The idea of eating with the seasons isn’t top of mind these days. After all, we can get tomatoes in January, pomegranates in July, and lettuce all year round. Back before we had a global transit system devoted to moving food around the world, eating with the seasons wasn’t some kind of luxury option. It was a necessity. The question is, is it still necessary?
The answer turns out to be a resounding “Yes!!” Dr. John Douillard of lifespa.com tells us that our gut microbes change throughout the seasons, and what we digest well in one season may be problematic in another. Winter is a time for heavy, warming foods, the kind that can potentially put padding on us to keep us toasty in the colder months. Come spring, the body is ready to shed the heaviness and extra packaging. If you listen, really listen, to your body, you may find that it is craving fresh, colorful vegetables and greens.
You don’t have to be dogmatic about eating with the seasons. Just include more foods that are in season and eat less foods that are obviously out of season. Spring foods tend to be more cleansing and less dense. Try young bitter greens like arugula, asparagus, green peas, lettuce and parsley, brothy soups that include lots of vegetables, and organic berries – strawberries, blueberries, raspberries . . . is your mouth watering yet?
This week I began mining the internet to find recipes to sate my palate. Here are three salads with ingredients like watercress, asparagus, new green peas, micro-greens, and mango. You may want to try them all for your Easter celebration, for your next Tuesday night dinner, or simply for the love of Spring.

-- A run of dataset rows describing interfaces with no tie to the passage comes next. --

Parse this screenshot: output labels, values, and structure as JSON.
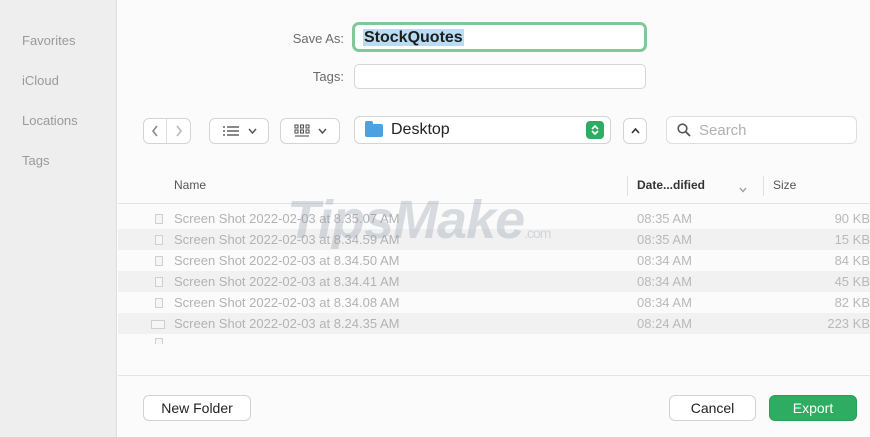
{
  "sidebar": {
    "items": [
      {
        "label": "Favorites"
      },
      {
        "label": "iCloud"
      },
      {
        "label": "Locations"
      },
      {
        "label": "Tags"
      }
    ]
  },
  "form": {
    "save_as_label": "Save As:",
    "save_as_value": "StockQuotes",
    "tags_label": "Tags:"
  },
  "toolbar": {
    "back_icon": "chevron-left-icon",
    "forward_icon": "chevron-right-icon",
    "list_view_icon": "list-view-icon",
    "icon_view_icon": "icon-grid-icon",
    "location": "Desktop",
    "expand_icon": "chevron-up-icon",
    "search_placeholder": "Search"
  },
  "columns": {
    "name": "Name",
    "date": "Date...dified",
    "size": "Size"
  },
  "files": [
    {
      "name": "Screen Shot 2022-02-03 at 8.35.07 AM",
      "date": "08:35 AM",
      "size": "90 KB"
    },
    {
      "name": "Screen Shot 2022-02-03 at 8.34.59 AM",
      "date": "08:35 AM",
      "size": "15 KB"
    },
    {
      "name": "Screen Shot 2022-02-03 at 8.34.50 AM",
      "date": "08:34 AM",
      "size": "84 KB"
    },
    {
      "name": "Screen Shot 2022-02-03 at 8.34.41 AM",
      "date": "08:34 AM",
      "size": "45 KB"
    },
    {
      "name": "Screen Shot 2022-02-03 at 8.34.08 AM",
      "date": "08:34 AM",
      "size": "82 KB"
    },
    {
      "name": "Screen Shot 2022-02-03 at 8.24.35 AM",
      "date": "08:24 AM",
      "size": "223 KB"
    }
  ],
  "watermark": {
    "text": "TipsMake",
    "suffix": ".com"
  },
  "footer": {
    "new_folder": "New Folder",
    "cancel": "Cancel",
    "export": "Export"
  },
  "colors": {
    "accent": "#2ead62",
    "focus_ring": "#7fc89a",
    "selection": "#b9dcf5"
  }
}
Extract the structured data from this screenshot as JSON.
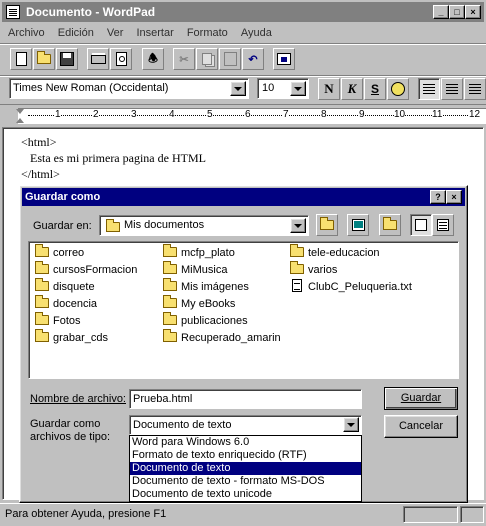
{
  "window": {
    "title": "Documento - WordPad"
  },
  "menu": [
    "Archivo",
    "Edición",
    "Ver",
    "Insertar",
    "Formato",
    "Ayuda"
  ],
  "toolbar": {
    "icons": [
      "new-document-icon",
      "open-folder-icon",
      "save-icon",
      "print-icon",
      "print-preview-icon",
      "find-icon",
      "cut-icon",
      "copy-icon",
      "paste-icon",
      "undo-icon",
      "insert-object-icon"
    ]
  },
  "format_bar": {
    "font": "Times New Roman (Occidental)",
    "size": "10",
    "bold": "N",
    "italic": "K",
    "underline": "S"
  },
  "ruler": {
    "numbers": [
      "1",
      "2",
      "3",
      "4",
      "5",
      "6",
      "7",
      "8",
      "9",
      "10",
      "11",
      "12"
    ]
  },
  "document": {
    "lines": [
      "<html>",
      "Esta es mi primera pagina de HTML",
      "</html>"
    ]
  },
  "dialog": {
    "title": "Guardar como",
    "help": "?",
    "close": "×",
    "look_in_label": "Guardar en:",
    "look_in_value": "Mis documentos",
    "files": [
      {
        "name": "correo",
        "type": "folder"
      },
      {
        "name": "cursosFormacion",
        "type": "folder"
      },
      {
        "name": "disquete",
        "type": "folder"
      },
      {
        "name": "docencia",
        "type": "folder"
      },
      {
        "name": "Fotos",
        "type": "folder"
      },
      {
        "name": "grabar_cds",
        "type": "folder"
      },
      {
        "name": "mcfp_plato",
        "type": "folder"
      },
      {
        "name": "MiMusica",
        "type": "folder"
      },
      {
        "name": "Mis imágenes",
        "type": "folder"
      },
      {
        "name": "My eBooks",
        "type": "folder"
      },
      {
        "name": "publicaciones",
        "type": "folder"
      },
      {
        "name": "Recuperado_amarin",
        "type": "folder"
      },
      {
        "name": "tele-educacion",
        "type": "folder"
      },
      {
        "name": "varios",
        "type": "folder"
      },
      {
        "name": "ClubC_Peluqueria.txt",
        "type": "file"
      }
    ],
    "filename_label": "Nombre de archivo:",
    "filename_value": "Prueba.html",
    "filetype_label_1": "Guardar como",
    "filetype_label_2": "archivos de tipo:",
    "filetype_value": "Documento de texto",
    "filetype_options": [
      "Word para Windows 6.0",
      "Formato de texto enriquecido (RTF)",
      "Documento de texto",
      "Documento de texto - formato MS-DOS",
      "Documento de texto unicode"
    ],
    "selected_option": "Documento de texto",
    "save_button": "Guardar",
    "cancel_button": "Cancelar"
  },
  "status": {
    "text": "Para obtener Ayuda, presione F1"
  }
}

Camille Watson is a health educator, speaker and published author of the book Eight Steps to a Real-Foods Kitchen. Her passion is to give individuals and groups the knowledge and tools they need to take back their health. If you are interested in learning more about achieving health through delicious, whole foods and lifestyle transformations, email firstname.lastname@example.org to attend one of her cooking classes or to schedule your free Health Strategy session.